(Data records for software interfaces)

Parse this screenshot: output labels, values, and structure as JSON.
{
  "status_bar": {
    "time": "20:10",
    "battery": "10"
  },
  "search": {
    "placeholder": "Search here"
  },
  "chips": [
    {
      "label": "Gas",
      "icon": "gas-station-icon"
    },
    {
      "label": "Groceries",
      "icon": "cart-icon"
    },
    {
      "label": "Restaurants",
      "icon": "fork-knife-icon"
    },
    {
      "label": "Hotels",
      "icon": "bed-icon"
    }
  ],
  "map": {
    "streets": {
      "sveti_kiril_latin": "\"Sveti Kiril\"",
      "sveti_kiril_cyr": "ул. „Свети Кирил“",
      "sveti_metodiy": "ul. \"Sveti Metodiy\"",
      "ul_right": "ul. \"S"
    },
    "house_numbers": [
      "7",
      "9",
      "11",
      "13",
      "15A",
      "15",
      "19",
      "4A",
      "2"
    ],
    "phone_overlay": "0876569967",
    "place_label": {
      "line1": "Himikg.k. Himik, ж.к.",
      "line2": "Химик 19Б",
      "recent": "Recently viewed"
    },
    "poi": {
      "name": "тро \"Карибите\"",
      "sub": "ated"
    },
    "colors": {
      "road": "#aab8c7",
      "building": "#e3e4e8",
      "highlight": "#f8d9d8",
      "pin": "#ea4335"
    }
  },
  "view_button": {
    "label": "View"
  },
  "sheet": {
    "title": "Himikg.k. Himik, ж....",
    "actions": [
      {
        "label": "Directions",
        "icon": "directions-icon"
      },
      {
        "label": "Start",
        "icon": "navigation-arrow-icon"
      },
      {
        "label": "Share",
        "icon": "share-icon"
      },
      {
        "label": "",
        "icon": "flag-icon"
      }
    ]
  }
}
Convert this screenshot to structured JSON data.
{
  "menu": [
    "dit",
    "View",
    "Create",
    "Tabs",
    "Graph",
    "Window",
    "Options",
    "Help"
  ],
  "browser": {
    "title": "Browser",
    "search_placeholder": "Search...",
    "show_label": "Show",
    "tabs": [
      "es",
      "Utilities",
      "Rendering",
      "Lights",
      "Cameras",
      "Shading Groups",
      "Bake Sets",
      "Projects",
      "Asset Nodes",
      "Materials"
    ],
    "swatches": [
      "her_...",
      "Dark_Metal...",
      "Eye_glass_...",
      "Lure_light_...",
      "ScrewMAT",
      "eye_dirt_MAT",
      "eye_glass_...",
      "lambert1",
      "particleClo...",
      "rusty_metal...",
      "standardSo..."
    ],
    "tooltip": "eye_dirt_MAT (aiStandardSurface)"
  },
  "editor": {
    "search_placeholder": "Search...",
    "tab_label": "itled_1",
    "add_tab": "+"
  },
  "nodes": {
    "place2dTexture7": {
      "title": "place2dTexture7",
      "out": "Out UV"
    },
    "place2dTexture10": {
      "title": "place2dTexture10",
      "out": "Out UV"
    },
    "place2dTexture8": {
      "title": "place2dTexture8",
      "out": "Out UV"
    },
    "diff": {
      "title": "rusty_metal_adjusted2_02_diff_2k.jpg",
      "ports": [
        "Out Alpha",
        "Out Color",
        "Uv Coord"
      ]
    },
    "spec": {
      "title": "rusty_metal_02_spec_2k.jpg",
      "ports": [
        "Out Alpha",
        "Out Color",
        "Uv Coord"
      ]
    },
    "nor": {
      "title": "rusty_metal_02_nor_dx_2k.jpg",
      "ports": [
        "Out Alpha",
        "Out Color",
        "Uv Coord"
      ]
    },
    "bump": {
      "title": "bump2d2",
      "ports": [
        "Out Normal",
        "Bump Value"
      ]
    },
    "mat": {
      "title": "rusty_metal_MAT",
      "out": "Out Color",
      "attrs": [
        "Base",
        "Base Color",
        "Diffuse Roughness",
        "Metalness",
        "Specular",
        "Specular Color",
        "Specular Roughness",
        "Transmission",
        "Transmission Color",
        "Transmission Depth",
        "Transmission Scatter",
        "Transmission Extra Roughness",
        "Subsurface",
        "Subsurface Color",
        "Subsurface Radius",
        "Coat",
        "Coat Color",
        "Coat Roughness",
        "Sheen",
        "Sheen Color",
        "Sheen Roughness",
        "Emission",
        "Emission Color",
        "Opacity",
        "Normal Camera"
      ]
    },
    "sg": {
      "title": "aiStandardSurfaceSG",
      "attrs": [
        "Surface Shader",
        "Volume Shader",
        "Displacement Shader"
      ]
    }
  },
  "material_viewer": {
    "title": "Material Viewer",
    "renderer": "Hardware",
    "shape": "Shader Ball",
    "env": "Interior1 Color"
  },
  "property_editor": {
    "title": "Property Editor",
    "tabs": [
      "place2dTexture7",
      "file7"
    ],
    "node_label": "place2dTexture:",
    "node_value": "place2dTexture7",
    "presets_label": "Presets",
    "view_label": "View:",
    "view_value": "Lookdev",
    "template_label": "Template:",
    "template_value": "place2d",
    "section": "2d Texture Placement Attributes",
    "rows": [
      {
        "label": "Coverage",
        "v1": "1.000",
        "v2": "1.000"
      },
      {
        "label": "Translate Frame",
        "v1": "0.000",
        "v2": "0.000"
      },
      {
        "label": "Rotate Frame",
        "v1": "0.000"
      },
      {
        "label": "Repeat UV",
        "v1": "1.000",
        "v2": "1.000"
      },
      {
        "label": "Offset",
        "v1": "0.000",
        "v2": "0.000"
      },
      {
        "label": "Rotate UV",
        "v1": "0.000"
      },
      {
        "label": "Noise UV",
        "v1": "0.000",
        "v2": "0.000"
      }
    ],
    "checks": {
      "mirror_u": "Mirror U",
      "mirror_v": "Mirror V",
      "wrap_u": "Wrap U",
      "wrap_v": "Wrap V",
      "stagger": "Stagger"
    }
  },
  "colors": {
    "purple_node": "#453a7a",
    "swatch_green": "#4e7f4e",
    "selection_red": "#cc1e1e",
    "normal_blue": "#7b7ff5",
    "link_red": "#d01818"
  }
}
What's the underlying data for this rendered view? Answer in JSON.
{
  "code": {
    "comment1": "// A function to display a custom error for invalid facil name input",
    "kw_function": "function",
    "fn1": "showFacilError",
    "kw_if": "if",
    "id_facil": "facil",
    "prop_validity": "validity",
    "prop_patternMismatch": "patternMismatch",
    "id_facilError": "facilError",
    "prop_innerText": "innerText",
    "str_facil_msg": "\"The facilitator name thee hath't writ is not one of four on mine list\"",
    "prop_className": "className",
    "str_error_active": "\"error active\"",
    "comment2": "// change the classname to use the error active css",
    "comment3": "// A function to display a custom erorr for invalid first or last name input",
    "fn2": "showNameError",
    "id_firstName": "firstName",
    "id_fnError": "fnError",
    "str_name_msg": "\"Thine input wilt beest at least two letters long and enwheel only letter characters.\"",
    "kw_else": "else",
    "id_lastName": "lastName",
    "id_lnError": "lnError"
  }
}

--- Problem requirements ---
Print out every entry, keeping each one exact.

--- Answer to this problem ---
Parse this screenshot: output labels, values, and structure as JSON.
{
  "status_bar": {
    "time": "20:10",
    "battery": "10"
  },
  "search": {
    "placeholder": "Search here"
  },
  "chips": [
    {
      "label": "Gas",
      "icon": "gas-station-icon"
    },
    {
      "label": "Groceries",
      "icon": "cart-icon"
    },
    {
      "label": "Restaurants",
      "icon": "fork-knife-icon"
    },
    {
      "label": "Hotels",
      "icon": "bed-icon"
    }
  ],
  "map": {
    "streets": {
      "sveti_kiril_latin": "\"Sveti Kiril\"",
      "sveti_kiril_cyr": "ул. „Свети Кирил“",
      "sveti_metodiy": "ul. \"Sveti Metodiy\"",
      "ul_right": "ul. \"S"
    },
    "house_numbers": [
      "7",
      "9",
      "11",
      "13",
      "15A",
      "15",
      "19",
      "4A",
      "2"
    ],
    "phone_overlay": "0876569967",
    "place_label": {
      "line1": "Himikg.k. Himik, ж.к.",
      "line2": "Химик 19Б",
      "recent": "Recently viewed"
    },
    "poi": {
      "name": "тро \"Карибите\"",
      "sub": "ated"
    },
    "colors": {
      "road": "#aab8c7",
      "building": "#e3e4e8",
      "highlight": "#f8d9d8",
      "pin": "#ea4335"
    }
  },
  "view_button": {
    "label": "View"
  },
  "sheet": {
    "title": "Himikg.k. Himik, ж....",
    "actions": [
      {
        "label": "Directions",
        "icon": "directions-icon"
      },
      {
        "label": "Start",
        "icon": "navigation-arrow-icon"
      },
      {
        "label": "Share",
        "icon": "share-icon"
      },
      {
        "label": "",
        "icon": "flag-icon"
      }
    ]
  }
}
Convert this screenshot to structured JSON data.
{
  "menu": [
    "dit",
    "View",
    "Create",
    "Tabs",
    "Graph",
    "Window",
    "Options",
    "Help"
  ],
  "browser": {
    "title": "Browser",
    "search_placeholder": "Search...",
    "show_label": "Show",
    "tabs": [
      "es",
      "Utilities",
      "Rendering",
      "Lights",
      "Cameras",
      "Shading Groups",
      "Bake Sets",
      "Projects",
      "Asset Nodes",
      "Materials"
    ],
    "swatches": [
      "her_...",
      "Dark_Metal...",
      "Eye_glass_...",
      "Lure_light_...",
      "ScrewMAT",
      "eye_dirt_MAT",
      "eye_glass_...",
      "lambert1",
      "particleClo...",
      "rusty_metal...",
      "standardSo..."
    ],
    "tooltip": "eye_dirt_MAT (aiStandardSurface)"
  },
  "editor": {
    "search_placeholder": "Search...",
    "tab_label": "itled_1",
    "add_tab": "+"
  },
  "nodes": {
    "place2dTexture7": {
      "title": "place2dTexture7",
      "out": "Out UV"
    },
    "place2dTexture10": {
      "title": "place2dTexture10",
      "out": "Out UV"
    },
    "place2dTexture8": {
      "title": "place2dTexture8",
      "out": "Out UV"
    },
    "diff": {
      "title": "rusty_metal_adjusted2_02_diff_2k.jpg",
      "ports": [
        "Out Alpha",
        "Out Color",
        "Uv Coord"
      ]
    },
    "spec": {
      "title": "rusty_metal_02_spec_2k.jpg",
      "ports": [
        "Out Alpha",
        "Out Color",
        "Uv Coord"
      ]
    },
    "nor": {
      "title": "rusty_metal_02_nor_dx_2k.jpg",
      "ports": [
        "Out Alpha",
        "Out Color",
        "Uv Coord"
      ]
    },
    "bump": {
      "title": "bump2d2",
      "ports": [
        "Out Normal",
        "Bump Value"
      ]
    },
    "mat": {
      "title": "rusty_metal_MAT",
      "out": "Out Color",
      "attrs": [
        "Base",
        "Base Color",
        "Diffuse Roughness",
        "Metalness",
        "Specular",
        "Specular Color",
        "Specular Roughness",
        "Transmission",
        "Transmission Color",
        "Transmission Depth",
        "Transmission Scatter",
        "Transmission Extra Roughness",
        "Subsurface",
        "Subsurface Color",
        "Subsurface Radius",
        "Coat",
        "Coat Color",
        "Coat Roughness",
        "Sheen",
        "Sheen Color",
        "Sheen Roughness",
        "Emission",
        "Emission Color",
        "Opacity",
        "Normal Camera"
      ]
    },
    "sg": {
      "title": "aiStandardSurfaceSG",
      "attrs": [
        "Surface Shader",
        "Volume Shader",
        "Displacement Shader"
      ]
    }
  },
  "material_viewer": {
    "title": "Material Viewer",
    "renderer": "Hardware",
    "shape": "Shader Ball",
    "env": "Interior1 Color"
  },
  "property_editor": {
    "title": "Property Editor",
    "tabs": [
      "place2dTexture7",
      "file7"
    ],
    "node_label": "place2dTexture:",
    "node_value": "place2dTexture7",
    "presets_label": "Presets",
    "view_label": "View:",
    "view_value": "Lookdev",
    "template_label": "Template:",
    "template_value": "place2d",
    "section": "2d Texture Placement Attributes",
    "rows": [
      {
        "label": "Coverage",
        "v1": "1.000",
        "v2": "1.000"
      },
      {
        "label": "Translate Frame",
        "v1": "0.000",
        "v2": "0.000"
      },
      {
        "label": "Rotate Frame",
        "v1": "0.000"
      },
      {
        "label": "Repeat UV",
        "v1": "1.000",
        "v2": "1.000"
      },
      {
        "label": "Offset",
        "v1": "0.000",
        "v2": "0.000"
      },
      {
        "label": "Rotate UV",
        "v1": "0.000"
      },
      {
        "label": "Noise UV",
        "v1": "0.000",
        "v2": "0.000"
      }
    ],
    "checks": {
      "mirror_u": "Mirror U",
      "mirror_v": "Mirror V",
      "wrap_u": "Wrap U",
      "wrap_v": "Wrap V",
      "stagger": "Stagger"
    }
  },
  "colors": {
    "purple_node": "#453a7a",
    "swatch_green": "#4e7f4e",
    "selection_red": "#cc1e1e",
    "normal_blue": "#7b7ff5",
    "link_red": "#d01818"
  }
}
What's the underlying data for this rendered view? Answer in JSON.
{
  "code": {
    "comment1": "// A function to display a custom error for invalid facil name input",
    "kw_function": "function",
    "fn1": "showFacilError",
    "kw_if": "if",
    "id_facil": "facil",
    "prop_validity": "validity",
    "prop_patternMismatch": "patternMismatch",
    "id_facilError": "facilError",
    "prop_innerText": "innerText",
    "str_facil_msg": "\"The facilitator name thee hath't writ is not one of four on mine list\"",
    "prop_className": "className",
    "str_error_active": "\"error active\"",
    "comment2": "// change the classname to use the error active css",
    "comment3": "// A function to display a custom erorr for invalid first or last name input",
    "fn2": "showNameError",
    "id_firstName": "firstName",
    "id_fnError": "fnError",
    "str_name_msg": "\"Thine input wilt beest at least two letters long and enwheel only letter characters.\"",
    "kw_else": "else",
    "id_lastName": "lastName",
    "id_lnError": "lnError"
  }
}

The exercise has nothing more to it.